You don’t have to believe that Trump plays 3-D chess like a savant to understand that these conclusions are premature, self-serving (especially for NeverTrumpers eager to seize on any stumble), and perhaps wrong.
The fact is that the House Republican bill had to fail for Trump to fulfill his promise of repealing and replacing Obamacare. And there may even be one or two more failures to come. The reason is simple, and derives from the fact that all of the main political factions on Capitol Hill have believed, until now, that they have no reason to negotiate. Democrats cut Republicans out of Obamacare; House Republican ignored Democrats this year; the House Freedom Caucus refused a deal with Trump.
Unless Senate Republicans remove the filibuster for ordinary legislation — and that seems unlikely — it will be necessary to negotiate among all of these factions to produce a final agreement. But first the factions actually have to understand that they cannot go it alone. In negotiation terms, their BATNA — their “best alternative to a negotiated agreement” — must be made intolerable. Trump describes a similar approach in The Art of the Deal. He is slowly making it harder for everyone to refuse.
House Republican leaders now understand that if they fail to reach a deal, they could be replaced, or their party may even lose in 2018. The conservatives of the Freedom Caucus has yet to see their proposals lead debate — and they should — but Trump and moderate Republicans are making it clear that they will be blamed if no legislation passes. Democrats are content to watch for now — but if they refuse to talk, they will lose the best chance to save remnants of Obamacare, a dying policy.
As more people receive premium increases, or lose their insurance coverage, in 2017, pressure will grow on Congress and the White House alike. The anti-war agitation that brought Democrats to power in 2006, and the Tea Party movement that helped Republicans take the House in 2010, might be replaced by anti-incumbent fervor all around. November 2018 will concentrate minds.

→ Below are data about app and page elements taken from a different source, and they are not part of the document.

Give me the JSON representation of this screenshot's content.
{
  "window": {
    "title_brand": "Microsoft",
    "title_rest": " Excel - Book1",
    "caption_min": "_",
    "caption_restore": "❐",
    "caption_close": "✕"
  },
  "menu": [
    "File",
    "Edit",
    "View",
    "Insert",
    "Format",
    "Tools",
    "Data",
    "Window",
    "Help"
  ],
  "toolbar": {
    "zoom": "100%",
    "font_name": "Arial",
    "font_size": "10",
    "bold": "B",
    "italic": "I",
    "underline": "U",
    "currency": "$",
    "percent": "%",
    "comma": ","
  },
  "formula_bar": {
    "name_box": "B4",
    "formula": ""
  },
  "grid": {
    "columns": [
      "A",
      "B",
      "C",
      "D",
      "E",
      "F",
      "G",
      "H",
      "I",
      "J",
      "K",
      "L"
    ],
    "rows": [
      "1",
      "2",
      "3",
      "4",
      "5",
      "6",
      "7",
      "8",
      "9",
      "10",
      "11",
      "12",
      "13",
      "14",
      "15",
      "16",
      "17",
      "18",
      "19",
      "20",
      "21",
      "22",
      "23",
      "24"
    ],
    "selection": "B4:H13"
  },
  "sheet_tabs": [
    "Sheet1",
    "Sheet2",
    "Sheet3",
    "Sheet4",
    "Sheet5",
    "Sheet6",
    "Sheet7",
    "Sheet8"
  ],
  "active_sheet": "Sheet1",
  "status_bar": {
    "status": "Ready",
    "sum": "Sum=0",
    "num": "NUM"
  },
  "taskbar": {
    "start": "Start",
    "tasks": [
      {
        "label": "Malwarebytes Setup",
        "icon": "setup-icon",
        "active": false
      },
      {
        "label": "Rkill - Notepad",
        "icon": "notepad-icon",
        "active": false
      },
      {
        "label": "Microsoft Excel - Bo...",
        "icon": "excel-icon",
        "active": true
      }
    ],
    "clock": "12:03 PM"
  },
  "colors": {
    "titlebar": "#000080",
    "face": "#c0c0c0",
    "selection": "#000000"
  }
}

Deal-making isn’t rocket science, or 3-D chess. Sometimes you simply lose a round to win in the end.
Joel B. Pollak is Senior Editor-at-Large at Breitbart News. He was named one of the “most influential” people in news media in 2016. His new book, How Trump Won: The Inside Story of a Revolution, is available from Regnery. Follow him on Twitter at @joelpollak.